▶ _Task directions_: The data below should be copied out exactly, with its pictures omitted.

▶ _Records provided_:
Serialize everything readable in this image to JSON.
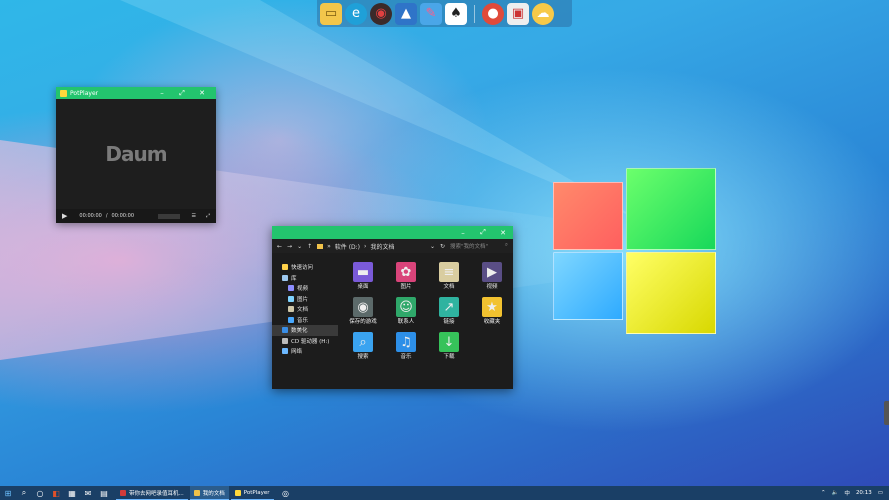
{
  "dock": {
    "icons": [
      "folder-icon",
      "edge-icon",
      "music-player-icon",
      "photos-icon",
      "paint-icon",
      "solitaire-icon",
      "maps-pin-icon",
      "screen-capture-icon",
      "weather-icon"
    ]
  },
  "potplayer": {
    "title": "PotPlayer",
    "logo_text": "Daum",
    "time_current": "00:00:00",
    "time_separator": "/",
    "time_total": "00:00:00",
    "min": "–",
    "max": "⤢",
    "close": "✕"
  },
  "explorer": {
    "path": [
      "软件 (D:)",
      "我的文档"
    ],
    "search_placeholder": "搜索\"我的文档\"",
    "nav": [
      {
        "label": "快速访问",
        "color": "#ffd24a",
        "sub": false
      },
      {
        "label": "库",
        "color": "#9ec9f0",
        "sub": false
      },
      {
        "label": "视频",
        "color": "#8d8dff",
        "sub": true
      },
      {
        "label": "图片",
        "color": "#7fd3ff",
        "sub": true
      },
      {
        "label": "文档",
        "color": "#cfc7a8",
        "sub": true
      },
      {
        "label": "音乐",
        "color": "#49a9ff",
        "sub": true
      },
      {
        "label": "数美化",
        "color": "#3a8ee6",
        "sub": false,
        "selected": true
      },
      {
        "label": "CD 驱动器 (H:)",
        "color": "#bbbbbb",
        "sub": false
      },
      {
        "label": "网络",
        "color": "#6cb8ff",
        "sub": false
      }
    ],
    "items": [
      {
        "label": "桌面",
        "icon": "desktop-icon",
        "color": "#7a5ad8",
        "glyph": "▬"
      },
      {
        "label": "图片",
        "icon": "pictures-icon",
        "color": "#d9447a",
        "glyph": "✿"
      },
      {
        "label": "文档",
        "icon": "documents-icon",
        "color": "#d9cda0",
        "glyph": "≡"
      },
      {
        "label": "视频",
        "icon": "videos-icon",
        "color": "#5a4e86",
        "glyph": "▶"
      },
      {
        "label": "保存的游戏",
        "icon": "saved-games-icon",
        "color": "#5c6a6a",
        "glyph": "◉"
      },
      {
        "label": "联系人",
        "icon": "contacts-icon",
        "color": "#2fa86a",
        "glyph": "☺"
      },
      {
        "label": "链接",
        "icon": "links-icon",
        "color": "#2fb3a0",
        "glyph": "↗"
      },
      {
        "label": "收藏夹",
        "icon": "favorites-icon",
        "color": "#f2c230",
        "glyph": "★"
      },
      {
        "label": "搜索",
        "icon": "search-folder-icon",
        "color": "#3aa3f0",
        "glyph": "⌕"
      },
      {
        "label": "音乐",
        "icon": "music-folder-icon",
        "color": "#2d8fe8",
        "glyph": "♫"
      },
      {
        "label": "下载",
        "icon": "downloads-icon",
        "color": "#36c25a",
        "glyph": "↓"
      }
    ]
  },
  "taskbar": {
    "apps": [
      {
        "label": "带你去网吧录值耳机...",
        "icon": "browser-icon",
        "color": "#d23b3b",
        "active": false
      },
      {
        "label": "我的文档",
        "icon": "folder-icon",
        "color": "#f0c24a",
        "active": true
      },
      {
        "label": "PotPlayer",
        "icon": "potplayer-icon",
        "color": "#ffd83b",
        "active": false
      }
    ],
    "clock": "20:13",
    "tray_symbols": [
      "⌃",
      "🔈",
      "中"
    ]
  }
}
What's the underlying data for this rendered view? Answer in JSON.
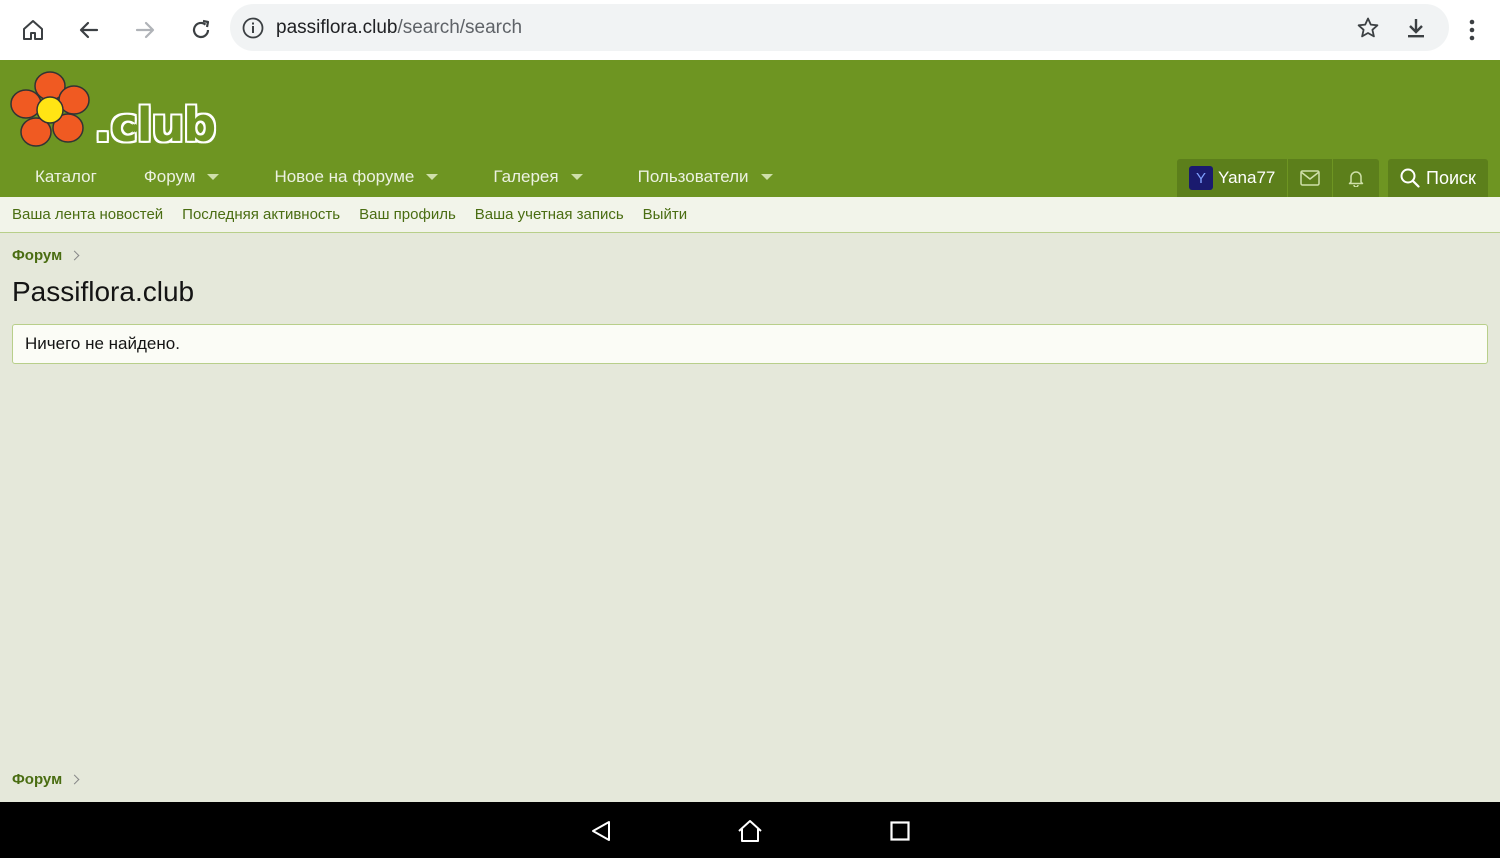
{
  "browser": {
    "url_host": "passiflora.club",
    "url_path": "/search/search"
  },
  "site": {
    "logo_text": ".club",
    "nav": [
      {
        "label": "Каталог"
      },
      {
        "label": "Форум"
      },
      {
        "label": "Новое на форуме"
      },
      {
        "label": "Галерея"
      },
      {
        "label": "Пользователи"
      }
    ],
    "user": {
      "avatar_letter": "Y",
      "name": "Yana77"
    },
    "search_label": "Поиск",
    "subnav": [
      "Ваша лента новостей",
      "Последняя активность",
      "Ваш профиль",
      "Ваша учетная запись",
      "Выйти"
    ]
  },
  "content": {
    "breadcrumb_top": "Форум",
    "title": "Passiflora.club",
    "message": "Ничего не найдено.",
    "breadcrumb_bottom": "Форум"
  },
  "colors": {
    "header_green": "#6e9522",
    "link_green": "#4a6d12",
    "page_bg": "#e5e8da"
  }
}
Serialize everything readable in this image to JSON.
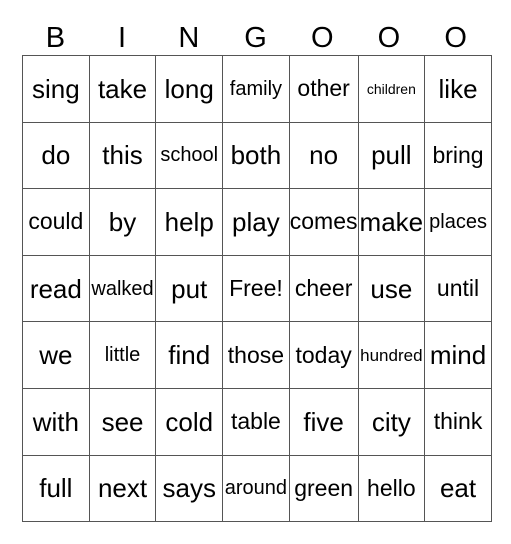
{
  "header": [
    "B",
    "I",
    "N",
    "G",
    "O",
    "O",
    "O"
  ],
  "grid": [
    [
      "sing",
      "take",
      "long",
      "family",
      "other",
      "children",
      "like"
    ],
    [
      "do",
      "this",
      "school",
      "both",
      "no",
      "pull",
      "bring"
    ],
    [
      "could",
      "by",
      "help",
      "play",
      "comes",
      "make",
      "places"
    ],
    [
      "read",
      "walked",
      "put",
      "Free!",
      "cheer",
      "use",
      "until"
    ],
    [
      "we",
      "little",
      "find",
      "those",
      "today",
      "hundred",
      "mind"
    ],
    [
      "with",
      "see",
      "cold",
      "table",
      "five",
      "city",
      "think"
    ],
    [
      "full",
      "next",
      "says",
      "around",
      "green",
      "hello",
      "eat"
    ]
  ]
}
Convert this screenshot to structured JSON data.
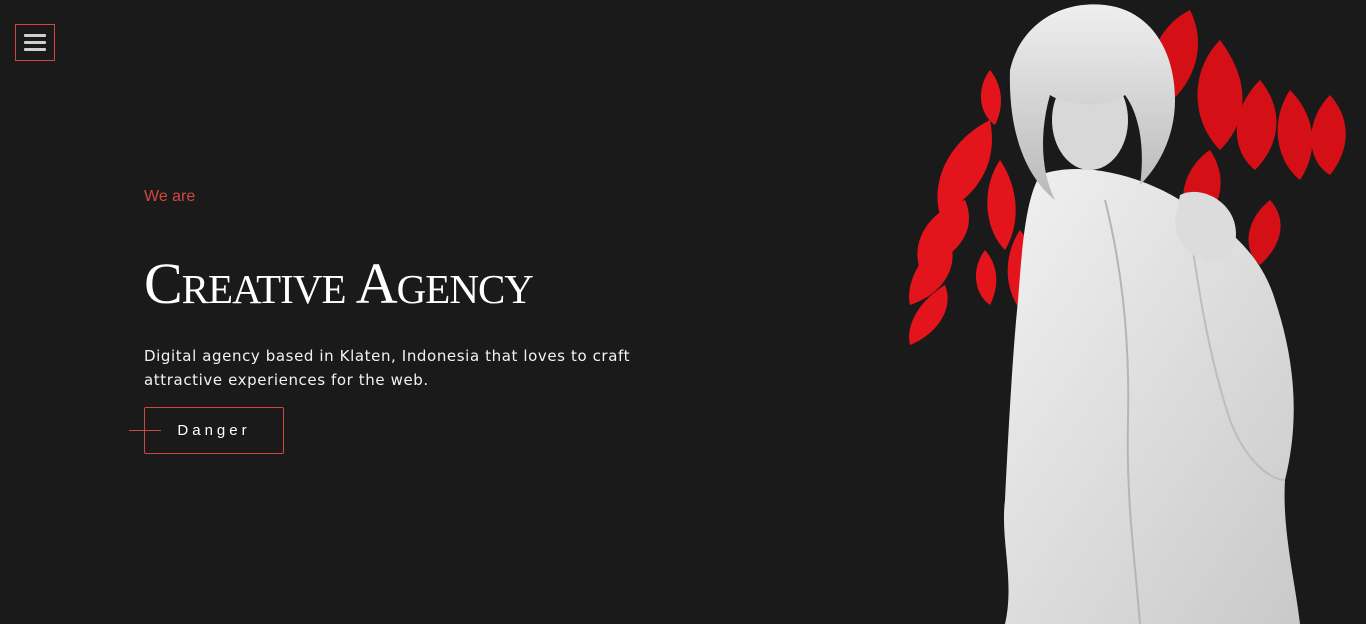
{
  "nav": {
    "menu_icon": "hamburger-icon"
  },
  "hero": {
    "eyebrow": "We are",
    "title": "Creative Agency",
    "description": "Digital agency based in Klaten, Indonesia that loves to craft attractive experiences for the web.",
    "cta_label": "Danger",
    "image_alt": "Woman in white coat with red leaves"
  },
  "colors": {
    "background": "#1a1a1b",
    "accent": "#d0473f",
    "text": "#ffffff",
    "leaf_red": "#e3141c"
  }
}
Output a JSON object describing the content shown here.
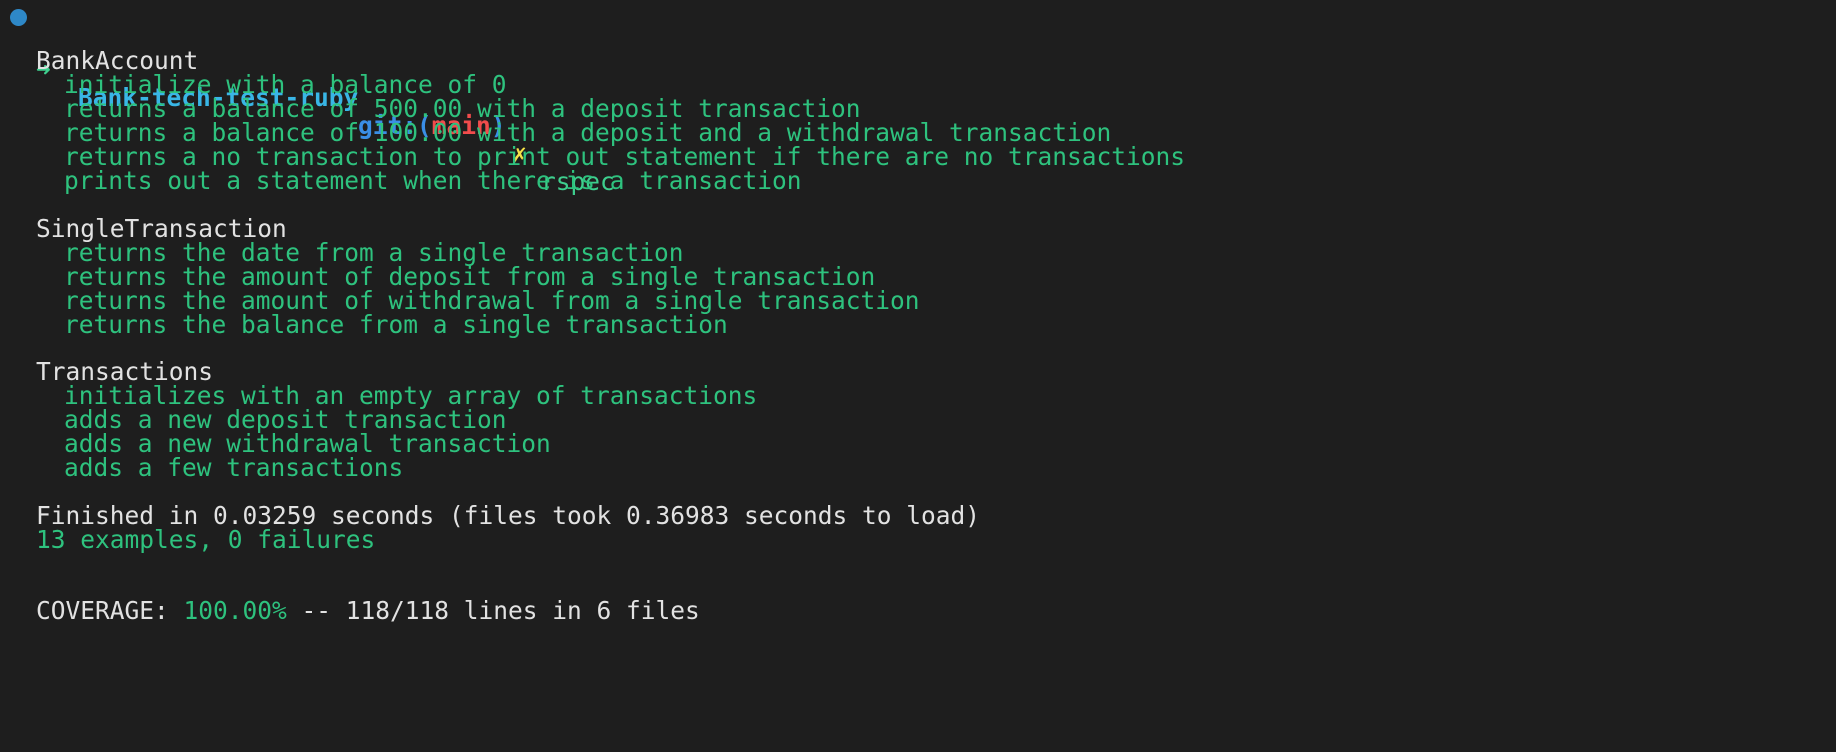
{
  "prompt": {
    "arrow": "➜",
    "repo": "Bank-tech-test-ruby",
    "git_label": "git:",
    "branch_open": "(",
    "branch": "main",
    "branch_close": ")",
    "dirty_marker": "✗",
    "command": "rspec"
  },
  "groups": [
    {
      "title": "BankAccount",
      "examples": [
        "initialize with a balance of 0",
        "returns a balance of 500.00 with a deposit transaction",
        "returns a balance of 100.00 with a deposit and a withdrawal transaction",
        "returns a no transaction to print out statement if there are no transactions",
        "prints out a statement when there is a transaction"
      ]
    },
    {
      "title": "SingleTransaction",
      "examples": [
        "returns the date from a single transaction",
        "returns the amount of deposit from a single transaction",
        "returns the amount of withdrawal from a single transaction",
        "returns the balance from a single transaction"
      ]
    },
    {
      "title": "Transactions",
      "examples": [
        "initializes with an empty array of transactions",
        "adds a new deposit transaction",
        "adds a new withdrawal transaction",
        "adds a few transactions"
      ]
    }
  ],
  "finished": "Finished in 0.03259 seconds (files took 0.36983 seconds to load)",
  "summary": "13 examples, 0 failures",
  "coverage": {
    "label": "COVERAGE: ",
    "percent": "100.00%",
    "rest": " -- 118/118 lines in 6 files"
  },
  "colors": {
    "background": "#1e1e1e",
    "pass_green": "#2ec27e",
    "branch_red": "#f14c4c",
    "repo_cyan": "#39b6e6",
    "dirty_yellow": "#f5e148"
  }
}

▶ _Worked solution_:
Serialize everything readable in this image to JSON.
{
  "dock": {
    "icons": [
      "folder-icon",
      "edge-icon",
      "music-player-icon",
      "photos-icon",
      "paint-icon",
      "solitaire-icon",
      "maps-pin-icon",
      "screen-capture-icon",
      "weather-icon"
    ]
  },
  "potplayer": {
    "title": "PotPlayer",
    "logo_text": "Daum",
    "time_current": "00:00:00",
    "time_separator": "/",
    "time_total": "00:00:00",
    "min": "–",
    "max": "⤢",
    "close": "✕"
  },
  "explorer": {
    "path": [
      "软件 (D:)",
      "我的文档"
    ],
    "search_placeholder": "搜索\"我的文档\"",
    "nav": [
      {
        "label": "快速访问",
        "color": "#ffd24a",
        "sub": false
      },
      {
        "label": "库",
        "color": "#9ec9f0",
        "sub": false
      },
      {
        "label": "视频",
        "color": "#8d8dff",
        "sub": true
      },
      {
        "label": "图片",
        "color": "#7fd3ff",
        "sub": true
      },
      {
        "label": "文档",
        "color": "#cfc7a8",
        "sub": true
      },
      {
        "label": "音乐",
        "color": "#49a9ff",
        "sub": true
      },
      {
        "label": "数美化",
        "color": "#3a8ee6",
        "sub": false,
        "selected": true
      },
      {
        "label": "CD 驱动器 (H:)",
        "color": "#bbbbbb",
        "sub": false
      },
      {
        "label": "网络",
        "color": "#6cb8ff",
        "sub": false
      }
    ],
    "items": [
      {
        "label": "桌面",
        "icon": "desktop-icon",
        "color": "#7a5ad8",
        "glyph": "▬"
      },
      {
        "label": "图片",
        "icon": "pictures-icon",
        "color": "#d9447a",
        "glyph": "✿"
      },
      {
        "label": "文档",
        "icon": "documents-icon",
        "color": "#d9cda0",
        "glyph": "≡"
      },
      {
        "label": "视频",
        "icon": "videos-icon",
        "color": "#5a4e86",
        "glyph": "▶"
      },
      {
        "label": "保存的游戏",
        "icon": "saved-games-icon",
        "color": "#5c6a6a",
        "glyph": "◉"
      },
      {
        "label": "联系人",
        "icon": "contacts-icon",
        "color": "#2fa86a",
        "glyph": "☺"
      },
      {
        "label": "链接",
        "icon": "links-icon",
        "color": "#2fb3a0",
        "glyph": "↗"
      },
      {
        "label": "收藏夹",
        "icon": "favorites-icon",
        "color": "#f2c230",
        "glyph": "★"
      },
      {
        "label": "搜索",
        "icon": "search-folder-icon",
        "color": "#3aa3f0",
        "glyph": "⌕"
      },
      {
        "label": "音乐",
        "icon": "music-folder-icon",
        "color": "#2d8fe8",
        "glyph": "♫"
      },
      {
        "label": "下载",
        "icon": "downloads-icon",
        "color": "#36c25a",
        "glyph": "↓"
      }
    ]
  },
  "taskbar": {
    "apps": [
      {
        "label": "带你去网吧录值耳机...",
        "icon": "browser-icon",
        "color": "#d23b3b",
        "active": false
      },
      {
        "label": "我的文档",
        "icon": "folder-icon",
        "color": "#f0c24a",
        "active": true
      },
      {
        "label": "PotPlayer",
        "icon": "potplayer-icon",
        "color": "#ffd83b",
        "active": false
      }
    ],
    "clock": "20:13",
    "tray_symbols": [
      "⌃",
      "🔈",
      "中"
    ]
  }
}
What's the underlying data for this rendered view? Answer in JSON.
{
  "browser": {
    "url_host": "passiflora.club",
    "url_path": "/search/search"
  },
  "site": {
    "logo_text": ".club",
    "nav": [
      {
        "label": "Каталог"
      },
      {
        "label": "Форум"
      },
      {
        "label": "Новое на форуме"
      },
      {
        "label": "Галерея"
      },
      {
        "label": "Пользователи"
      }
    ],
    "user": {
      "avatar_letter": "Y",
      "name": "Yana77"
    },
    "search_label": "Поиск",
    "subnav": [
      "Ваша лента новостей",
      "Последняя активность",
      "Ваш профиль",
      "Ваша учетная запись",
      "Выйти"
    ]
  },
  "content": {
    "breadcrumb_top": "Форум",
    "title": "Passiflora.club",
    "message": "Ничего не найдено.",
    "breadcrumb_bottom": "Форум"
  },
  "colors": {
    "header_green": "#6e9522",
    "link_green": "#4a6d12",
    "page_bg": "#e5e8da"
  }
}
Serialize everything readable in this image to JSON.
{
  "header": [
    "B",
    "I",
    "N",
    "G",
    "O",
    "O",
    "O"
  ],
  "grid": [
    [
      "sing",
      "take",
      "long",
      "family",
      "other",
      "children",
      "like"
    ],
    [
      "do",
      "this",
      "school",
      "both",
      "no",
      "pull",
      "bring"
    ],
    [
      "could",
      "by",
      "help",
      "play",
      "comes",
      "make",
      "places"
    ],
    [
      "read",
      "walked",
      "put",
      "Free!",
      "cheer",
      "use",
      "until"
    ],
    [
      "we",
      "little",
      "find",
      "those",
      "today",
      "hundred",
      "mind"
    ],
    [
      "with",
      "see",
      "cold",
      "table",
      "five",
      "city",
      "think"
    ],
    [
      "full",
      "next",
      "says",
      "around",
      "green",
      "hello",
      "eat"
    ]
  ]
}
Convert this screenshot to structured JSON data.
{
  "nav": {
    "menu_icon": "hamburger-icon"
  },
  "hero": {
    "eyebrow": "We are",
    "title": "Creative Agency",
    "description": "Digital agency based in Klaten, Indonesia that loves to craft attractive experiences for the web.",
    "cta_label": "Danger",
    "image_alt": "Woman in white coat with red leaves"
  },
  "colors": {
    "background": "#1a1a1b",
    "accent": "#d0473f",
    "text": "#ffffff",
    "leaf_red": "#e3141c"
  }
}
Output a JSON object describing the content shown here.
{
  "prompt": {
    "arrow": "➜",
    "repo": "Bank-tech-test-ruby",
    "git_label": "git:",
    "branch_open": "(",
    "branch": "main",
    "branch_close": ")",
    "dirty_marker": "✗",
    "command": "rspec"
  },
  "groups": [
    {
      "title": "BankAccount",
      "examples": [
        "initialize with a balance of 0",
        "returns a balance of 500.00 with a deposit transaction",
        "returns a balance of 100.00 with a deposit and a withdrawal transaction",
        "returns a no transaction to print out statement if there are no transactions",
        "prints out a statement when there is a transaction"
      ]
    },
    {
      "title": "SingleTransaction",
      "examples": [
        "returns the date from a single transaction",
        "returns the amount of deposit from a single transaction",
        "returns the amount of withdrawal from a single transaction",
        "returns the balance from a single transaction"
      ]
    },
    {
      "title": "Transactions",
      "examples": [
        "initializes with an empty array of transactions",
        "adds a new deposit transaction",
        "adds a new withdrawal transaction",
        "adds a few transactions"
      ]
    }
  ],
  "finished": "Finished in 0.03259 seconds (files took 0.36983 seconds to load)",
  "summary": "13 examples, 0 failures",
  "coverage": {
    "label": "COVERAGE: ",
    "percent": "100.00%",
    "rest": " -- 118/118 lines in 6 files"
  },
  "colors": {
    "background": "#1e1e1e",
    "pass_green": "#2ec27e",
    "branch_red": "#f14c4c",
    "repo_cyan": "#39b6e6",
    "dirty_yellow": "#f5e148"
  }
}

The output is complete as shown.